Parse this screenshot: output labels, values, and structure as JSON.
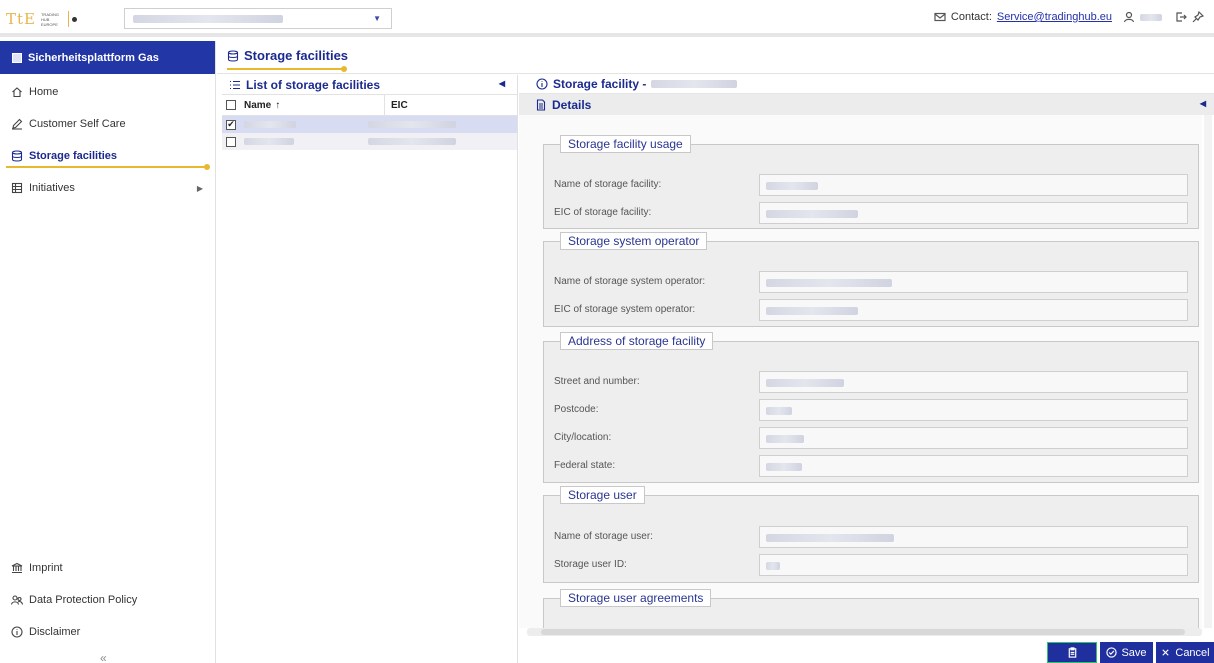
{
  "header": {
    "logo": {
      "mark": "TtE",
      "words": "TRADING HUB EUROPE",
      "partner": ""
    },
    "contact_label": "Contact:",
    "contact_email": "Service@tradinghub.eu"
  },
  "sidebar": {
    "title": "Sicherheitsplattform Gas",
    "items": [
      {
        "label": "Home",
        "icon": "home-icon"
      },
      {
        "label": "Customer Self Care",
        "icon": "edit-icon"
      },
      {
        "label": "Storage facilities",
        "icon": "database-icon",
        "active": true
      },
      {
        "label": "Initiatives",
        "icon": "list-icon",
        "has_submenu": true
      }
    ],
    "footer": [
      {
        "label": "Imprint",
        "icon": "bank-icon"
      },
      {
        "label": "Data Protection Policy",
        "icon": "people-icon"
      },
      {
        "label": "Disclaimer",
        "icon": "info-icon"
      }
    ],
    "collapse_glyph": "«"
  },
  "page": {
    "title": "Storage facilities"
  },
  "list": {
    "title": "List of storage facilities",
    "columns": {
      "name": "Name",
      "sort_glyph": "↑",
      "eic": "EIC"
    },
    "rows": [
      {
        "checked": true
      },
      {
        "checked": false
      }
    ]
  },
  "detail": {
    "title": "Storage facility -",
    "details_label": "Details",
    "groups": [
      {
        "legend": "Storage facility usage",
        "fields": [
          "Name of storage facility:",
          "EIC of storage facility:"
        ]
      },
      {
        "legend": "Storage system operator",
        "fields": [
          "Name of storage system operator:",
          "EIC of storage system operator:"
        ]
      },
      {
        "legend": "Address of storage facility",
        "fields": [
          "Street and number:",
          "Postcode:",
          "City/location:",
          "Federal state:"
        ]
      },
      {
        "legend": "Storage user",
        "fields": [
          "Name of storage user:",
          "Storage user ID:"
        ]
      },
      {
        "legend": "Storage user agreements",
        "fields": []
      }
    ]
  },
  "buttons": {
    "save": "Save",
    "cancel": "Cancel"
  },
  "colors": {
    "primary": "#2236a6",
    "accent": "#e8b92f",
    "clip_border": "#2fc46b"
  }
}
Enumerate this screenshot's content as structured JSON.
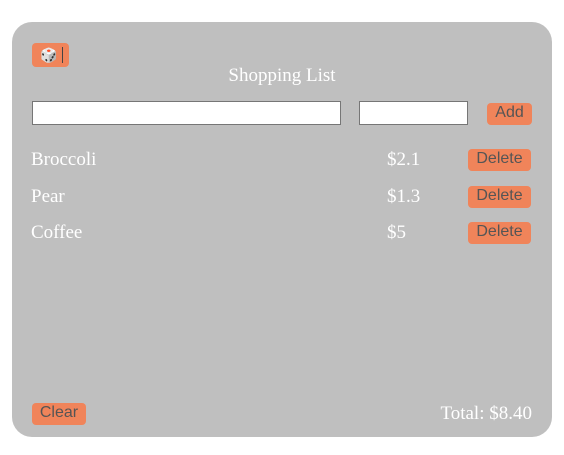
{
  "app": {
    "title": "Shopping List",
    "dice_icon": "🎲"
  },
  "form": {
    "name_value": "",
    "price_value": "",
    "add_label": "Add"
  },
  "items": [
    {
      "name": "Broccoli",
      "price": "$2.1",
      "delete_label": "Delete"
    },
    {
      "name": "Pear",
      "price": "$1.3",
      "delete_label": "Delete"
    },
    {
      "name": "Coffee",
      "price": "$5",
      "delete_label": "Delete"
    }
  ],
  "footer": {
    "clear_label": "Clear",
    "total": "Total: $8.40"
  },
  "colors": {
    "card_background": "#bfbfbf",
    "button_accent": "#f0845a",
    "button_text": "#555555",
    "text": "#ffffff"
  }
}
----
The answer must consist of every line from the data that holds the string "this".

Response
Parse this screenshot: output labels, values, and structure as JSON.
Enumerate this screenshot's content as structured JSON.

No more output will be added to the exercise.